_PROBLEM_
For the listing underneath, give the count of lines containing the string "number" and nothing further.

_EXCERPTED DATA_
- - - - - - -
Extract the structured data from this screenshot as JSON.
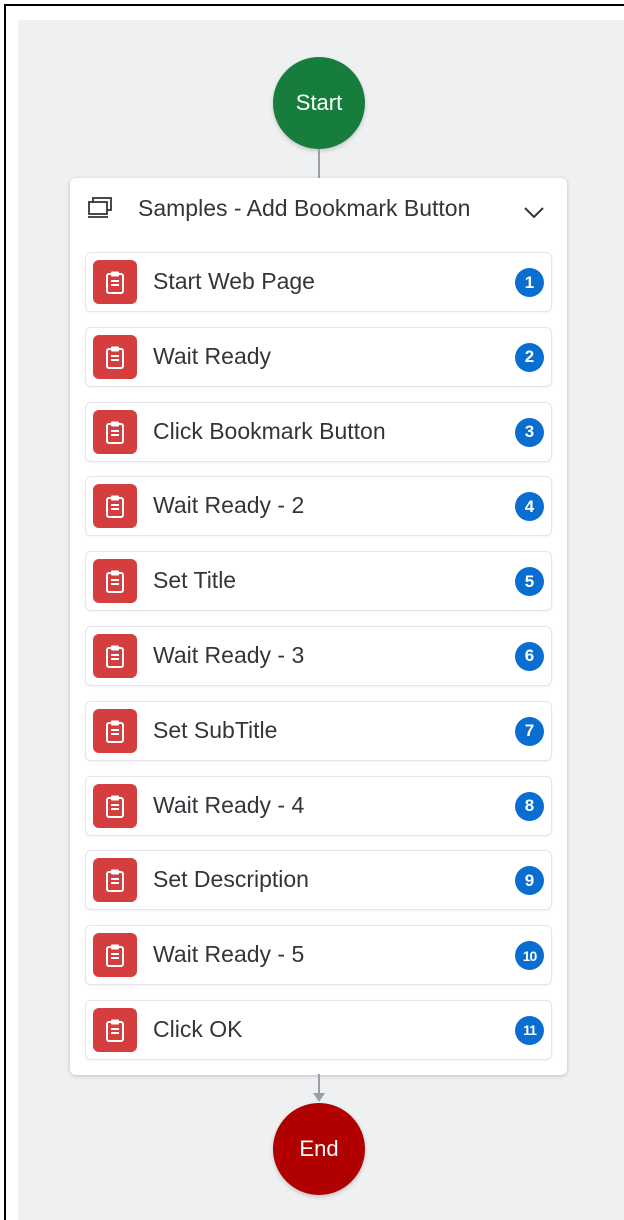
{
  "flow": {
    "start_label": "Start",
    "end_label": "End",
    "group": {
      "title": "Samples - Add Bookmark Button",
      "icon": "desktop-screen-icon",
      "expand_icon": "chevron-down-icon"
    },
    "steps": [
      {
        "label": "Start Web Page",
        "number": "1"
      },
      {
        "label": "Wait Ready",
        "number": "2"
      },
      {
        "label": "Click Bookmark Button",
        "number": "3"
      },
      {
        "label": "Wait Ready - 2",
        "number": "4"
      },
      {
        "label": "Set Title",
        "number": "5"
      },
      {
        "label": "Wait Ready - 3",
        "number": "6"
      },
      {
        "label": "Set SubTitle",
        "number": "7"
      },
      {
        "label": "Wait Ready - 4",
        "number": "8"
      },
      {
        "label": "Set Description",
        "number": "9"
      },
      {
        "label": "Wait Ready - 5",
        "number": "10"
      },
      {
        "label": "Click OK",
        "number": "11"
      }
    ],
    "step_icon": "clipboard-icon"
  },
  "colors": {
    "start": "#167d3c",
    "end": "#b00000",
    "step_icon_bg": "#d43e3e",
    "badge": "#0a6ed1",
    "canvas": "#eef0f2"
  }
}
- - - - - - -
_RESPONSE TO THE EXERCISE_
11